Irish Finance Minister Michael Noonan said he is confident that the country can return to the bond markets as he reins in the European Union’s biggest budget deficit by taxing wine drinkers and mansion owners.
Noonan today laid out measures so Ireland can stick with its promise to the International Monetary Fund and European funders of its 2010 bailout to cut the shortfall to 7.5 percent of gross domestic product next year. From midnight tonight, a bottle of wine will go up by 1 euro ($1.30), while a new property tax will come into effect in July 2013.
“We will not dither or procrastinate, but will drive forward to lead this country out of the despair and despondency and lack of self-worth in which we found ourselves in March 2011,” Noonan told lawmakers in parliament in Dublin today, referring to the month when the government took power.
Ireland is about 75 percent through cuts amounting to 33.4 billion euros, or about a fifth of the size of the economy, stretched over eight years through 2015. While the deficit will still be the highest in the 27-member EU for the fourth year in a row in 2013, the austerity has been lauded by investors.
The National Treasury Management Agency plans to raise about 10 billion euros in the market next year as it returns to syndicated bond sales and regular monthly long-term debt auctions, its chief executive officer, John Corrigan, said on Nov. 22. Ireland sold Treasury bills and bonds in July for the first time in almost two years.
“Ireland has been smart through the crisis so far by not promising too much too soon,” said Padhraic Garvey, head of developed markets debt strategy at ING Groep NV in Amsterdam, before the budget was announced. “Achievable targets are what is required to pave the way for wider market access for 2013.”
The Finance Ministry forecast last week that this year’s deficit will be 8.2 percent of GDP compared with the 8.6 percent target it promised the IMF and EU.
Yields on the country’s benchmark 2020 bond rose 2 basis points today to 4.46 percent, down from 7.4 percent at the start of June and from as high as 14 percent in July 2011.
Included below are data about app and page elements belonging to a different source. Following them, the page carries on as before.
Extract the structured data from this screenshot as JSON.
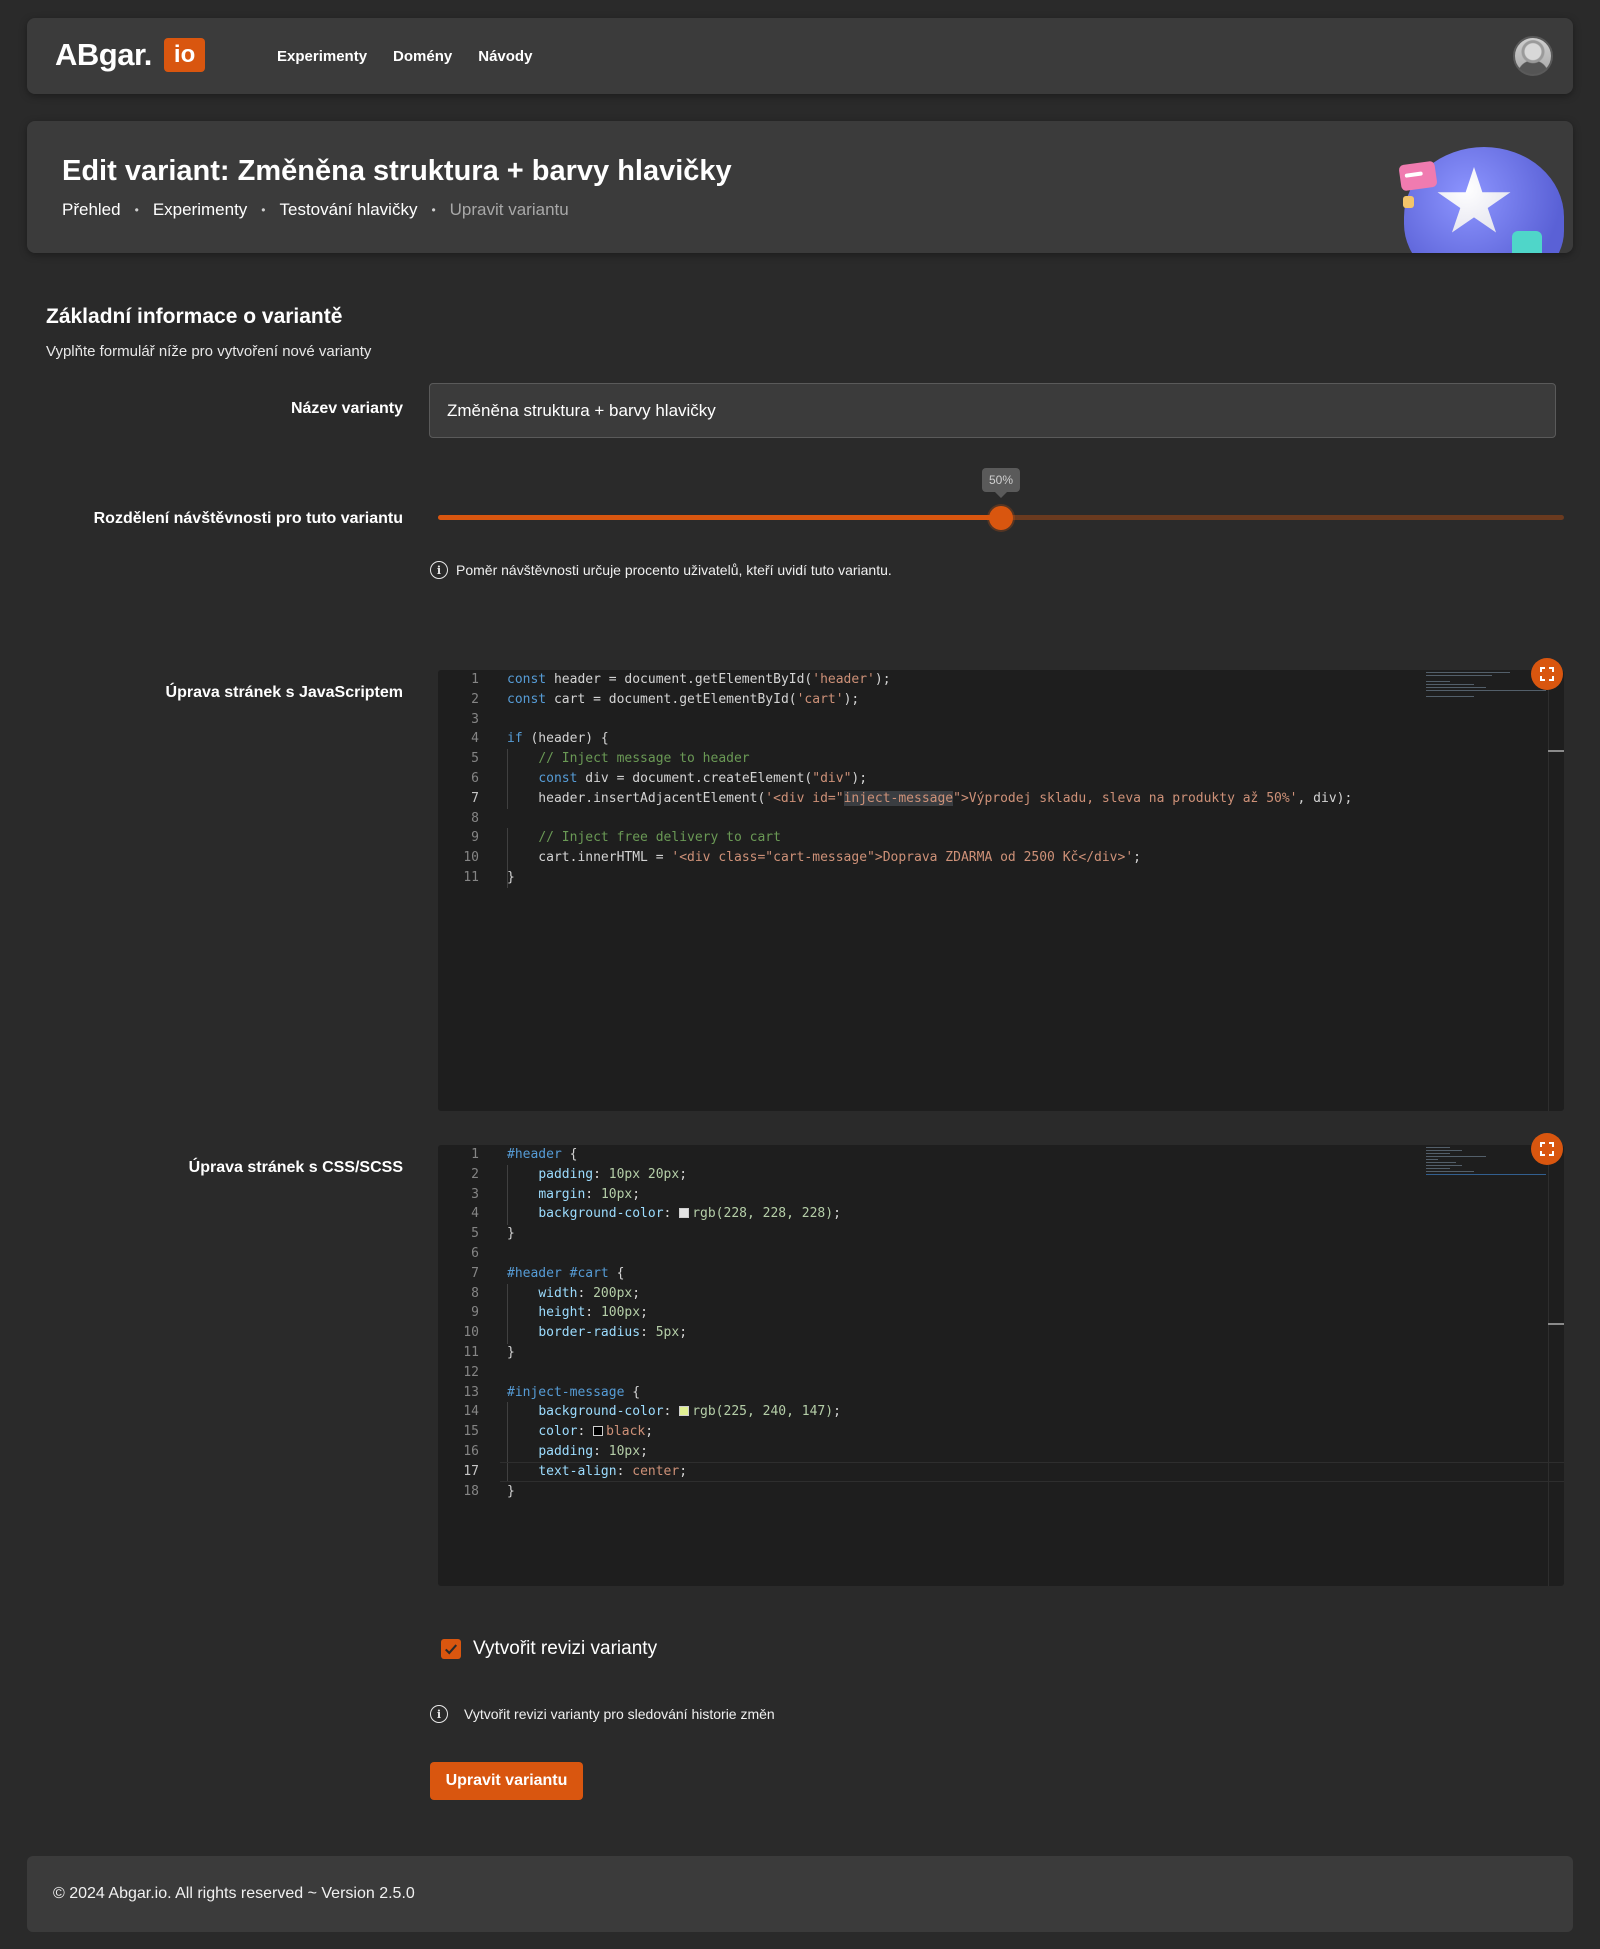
{
  "navbar": {
    "logo_text": "ABgar.",
    "logo_badge": "io",
    "links": [
      "Experimenty",
      "Domény",
      "Návody"
    ]
  },
  "header": {
    "title": "Edit variant: Změněna struktura + barvy hlavičky",
    "breadcrumb": [
      "Přehled",
      "Experimenty",
      "Testování hlavičky",
      "Upravit variantu"
    ]
  },
  "form": {
    "section_title": "Základní informace o variantě",
    "section_subtitle": "Vyplňte formulář níže pro vytvoření nové varianty",
    "name_label": "Název varianty",
    "name_value": "Změněna struktura + barvy hlavičky",
    "split_label": "Rozdělení návštěvnosti pro tuto variantu",
    "split_percent": 50,
    "split_tooltip": "50%",
    "split_hint": "Poměr návštěvnosti určuje procento uživatelů, kteří uvidí tuto variantu.",
    "js_label": "Úprava stránek s JavaScriptem",
    "css_label": "Úprava stránek s CSS/SCSS",
    "revision_label": "Vytvořit revizi varianty",
    "revision_checked": true,
    "revision_hint": "Vytvořit revizi varianty pro sledování historie změn",
    "submit_label": "Upravit variantu"
  },
  "js_editor": {
    "line_numbers": [
      "1",
      "2",
      "3",
      "4",
      "5",
      "6",
      "7",
      "8",
      "9",
      "10",
      "11"
    ],
    "active_line": "7",
    "lines": [
      "const header = document.getElementById('header');",
      "const cart = document.getElementById('cart');",
      "",
      "if (header) {",
      "    // Inject message to header",
      "    const div = document.createElement(\"div\");",
      "    header.insertAdjacentElement('<div id=\"inject-message\">Výprodej skladu, sleva na produkty až 50%', div);",
      "",
      "    // Inject free delivery to cart",
      "    cart.innerHTML = '<div class=\"cart-message\">Doprava ZDARMA od 2500 Kč</div>';",
      "}"
    ]
  },
  "css_editor": {
    "line_numbers": [
      "1",
      "2",
      "3",
      "4",
      "5",
      "6",
      "7",
      "8",
      "9",
      "10",
      "11",
      "12",
      "13",
      "14",
      "15",
      "16",
      "17",
      "18"
    ],
    "active_line": "17",
    "lines": [
      "#header {",
      "    padding: 10px 20px;",
      "    margin: 10px;",
      "    background-color: rgb(228, 228, 228);",
      "}",
      "",
      "#header #cart {",
      "    width: 200px;",
      "    height: 100px;",
      "    border-radius: 5px;",
      "}",
      "",
      "#inject-message {",
      "    background-color: rgb(225, 240, 147);",
      "    color: black;",
      "    padding: 10px;",
      "    text-align: center;",
      "}"
    ],
    "swatches": {
      "header_bg": "#e4e4e4",
      "inject_bg": "#e1f093",
      "inject_color": "#000000"
    }
  },
  "footer": {
    "text": "© 2024 Abgar.io. All rights reserved ~ Version 2.5.0"
  },
  "icons": [
    "info-icon",
    "expand-icon",
    "check-icon",
    "avatar"
  ],
  "colors": {
    "accent": "#d9560f",
    "background": "#2a2a2a",
    "panel": "#3b3b3b",
    "editor": "#1e1e1e"
  }
}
Stabilizing public finances are “an essential prerequisite to long-term growth and job creation,” Noonan said. Ireland can only access markets if investors believe that “we have a credible fiscal strategy and agree that our debt is sustainable,” he said.
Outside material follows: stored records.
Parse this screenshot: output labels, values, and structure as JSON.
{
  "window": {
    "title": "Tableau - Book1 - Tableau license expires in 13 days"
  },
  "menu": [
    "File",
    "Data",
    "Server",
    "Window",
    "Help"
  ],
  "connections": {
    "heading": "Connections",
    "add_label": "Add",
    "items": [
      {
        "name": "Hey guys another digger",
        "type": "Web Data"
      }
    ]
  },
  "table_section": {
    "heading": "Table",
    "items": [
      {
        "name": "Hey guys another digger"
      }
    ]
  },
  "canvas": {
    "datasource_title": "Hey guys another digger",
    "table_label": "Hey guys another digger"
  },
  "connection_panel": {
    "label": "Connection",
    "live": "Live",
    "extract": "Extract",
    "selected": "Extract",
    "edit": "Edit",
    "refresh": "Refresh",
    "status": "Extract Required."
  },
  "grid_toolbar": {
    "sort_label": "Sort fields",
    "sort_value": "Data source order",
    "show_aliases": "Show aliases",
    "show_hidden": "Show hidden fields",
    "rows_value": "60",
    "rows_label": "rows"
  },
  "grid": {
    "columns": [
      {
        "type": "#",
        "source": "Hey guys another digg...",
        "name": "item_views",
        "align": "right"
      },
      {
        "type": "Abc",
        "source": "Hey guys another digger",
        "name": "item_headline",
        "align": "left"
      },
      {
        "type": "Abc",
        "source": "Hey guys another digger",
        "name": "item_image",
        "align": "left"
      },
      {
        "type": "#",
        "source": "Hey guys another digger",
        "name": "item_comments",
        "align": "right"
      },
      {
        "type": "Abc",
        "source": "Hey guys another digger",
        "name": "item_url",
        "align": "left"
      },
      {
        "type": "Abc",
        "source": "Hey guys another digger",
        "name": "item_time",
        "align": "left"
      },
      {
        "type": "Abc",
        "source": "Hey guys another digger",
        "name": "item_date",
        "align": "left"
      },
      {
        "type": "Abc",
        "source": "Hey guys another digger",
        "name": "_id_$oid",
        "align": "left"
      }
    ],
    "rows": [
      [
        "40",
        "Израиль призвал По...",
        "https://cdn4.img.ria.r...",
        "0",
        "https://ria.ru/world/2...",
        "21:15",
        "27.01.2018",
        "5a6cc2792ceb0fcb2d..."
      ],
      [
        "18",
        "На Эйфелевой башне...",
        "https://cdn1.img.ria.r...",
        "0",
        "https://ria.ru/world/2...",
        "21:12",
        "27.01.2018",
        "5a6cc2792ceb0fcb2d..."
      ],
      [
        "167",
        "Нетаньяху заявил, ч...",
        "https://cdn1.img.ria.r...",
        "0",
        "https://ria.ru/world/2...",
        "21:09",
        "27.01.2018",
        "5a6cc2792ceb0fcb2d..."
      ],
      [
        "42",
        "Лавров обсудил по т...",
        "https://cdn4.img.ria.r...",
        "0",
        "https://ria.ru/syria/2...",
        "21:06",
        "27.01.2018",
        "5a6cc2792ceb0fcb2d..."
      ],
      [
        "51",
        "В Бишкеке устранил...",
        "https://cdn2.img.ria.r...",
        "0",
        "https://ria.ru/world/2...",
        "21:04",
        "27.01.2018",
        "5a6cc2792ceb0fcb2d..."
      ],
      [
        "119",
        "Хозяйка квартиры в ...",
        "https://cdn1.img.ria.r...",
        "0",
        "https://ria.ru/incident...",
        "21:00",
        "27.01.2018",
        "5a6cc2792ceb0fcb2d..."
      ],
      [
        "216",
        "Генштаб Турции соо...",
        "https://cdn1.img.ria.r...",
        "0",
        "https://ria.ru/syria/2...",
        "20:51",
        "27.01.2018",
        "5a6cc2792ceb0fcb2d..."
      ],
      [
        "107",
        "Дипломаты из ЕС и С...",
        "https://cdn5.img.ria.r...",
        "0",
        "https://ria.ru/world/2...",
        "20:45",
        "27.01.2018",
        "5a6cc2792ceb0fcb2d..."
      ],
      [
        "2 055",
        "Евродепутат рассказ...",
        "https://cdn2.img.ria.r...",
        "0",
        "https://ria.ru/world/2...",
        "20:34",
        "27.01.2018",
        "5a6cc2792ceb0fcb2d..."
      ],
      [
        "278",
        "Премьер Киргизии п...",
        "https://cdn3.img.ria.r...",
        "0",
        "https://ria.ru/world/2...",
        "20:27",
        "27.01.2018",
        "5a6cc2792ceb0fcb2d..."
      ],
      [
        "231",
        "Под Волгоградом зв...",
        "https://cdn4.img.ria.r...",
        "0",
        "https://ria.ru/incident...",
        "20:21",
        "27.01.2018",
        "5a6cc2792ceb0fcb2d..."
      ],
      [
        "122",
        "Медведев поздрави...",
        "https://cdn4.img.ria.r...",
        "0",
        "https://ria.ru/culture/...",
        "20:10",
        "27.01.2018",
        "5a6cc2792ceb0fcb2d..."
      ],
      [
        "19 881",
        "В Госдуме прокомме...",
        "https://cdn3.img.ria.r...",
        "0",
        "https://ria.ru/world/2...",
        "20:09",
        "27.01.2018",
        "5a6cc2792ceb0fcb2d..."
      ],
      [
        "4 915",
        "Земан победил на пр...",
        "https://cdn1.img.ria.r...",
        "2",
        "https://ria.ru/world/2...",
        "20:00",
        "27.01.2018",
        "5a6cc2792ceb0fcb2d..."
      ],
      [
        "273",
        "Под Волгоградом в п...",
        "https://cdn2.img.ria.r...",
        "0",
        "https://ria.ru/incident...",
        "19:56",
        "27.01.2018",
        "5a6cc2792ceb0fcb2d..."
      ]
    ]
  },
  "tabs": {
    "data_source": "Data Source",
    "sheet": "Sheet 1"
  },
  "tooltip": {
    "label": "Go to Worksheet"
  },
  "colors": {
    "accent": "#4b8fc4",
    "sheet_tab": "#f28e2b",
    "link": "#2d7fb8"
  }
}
Ireland will introduce a property tax from July, levied at an annual 0.18 percent for homes valued below 1 million euros, rising to 0.25 percent above that threshold, Noonan said.
He will exempt new homes bought up to the end of 2016 from the tax and will introduce legislation on real-estate investment trusts, or REITs, to help boost the property market, whose collapse triggered Ireland’s economic demise.
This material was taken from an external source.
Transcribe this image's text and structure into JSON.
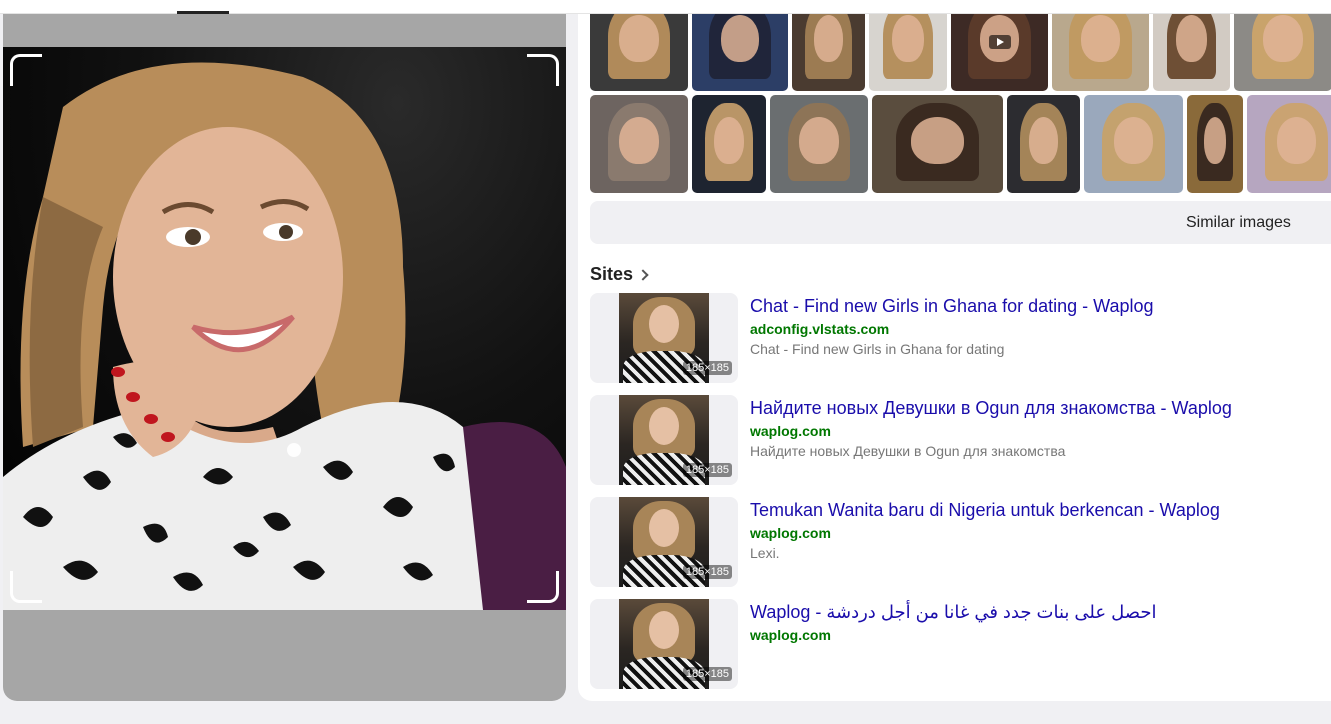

Ireland is establishing the trusts to lure investors into the commercial property market, Noonan said. Their introduction will assist the National Asset Management Agency as it sells property. The agency was set up by the previous government to take on bad bank debt as it propped up the financial industry.
“The property measures are also designed to create additional jobs in the property and construction sectors,” Noonan said today. Home prices, down 50 percent from their 2007 peak, have risen in three of the past four months, according to the Central Statistics Office in Dublin.
At the same time, the government plans to tackle the levels of debt, a lot of which stems from the property market. The central bank is overseeing the rollout of solutions to deal with “unsustainable personal and commercial debt,” he said.
Allied Irish Banks Plc, the largest mortgage lender, has pledged to contact 1,500 customers a month to work on restructuring their home loans, he said.
“This is the level of ambition that the government expects from all banks,” he said. “The Irish financial crisis could be summarized in one word: debt. The government is committed to dealing with both.”
To contact the reporter on this story: Joe Brennan in Dublin at email@example.com
To contact the editor responsible for this story: Edward Evans at firstname.lastname@example.org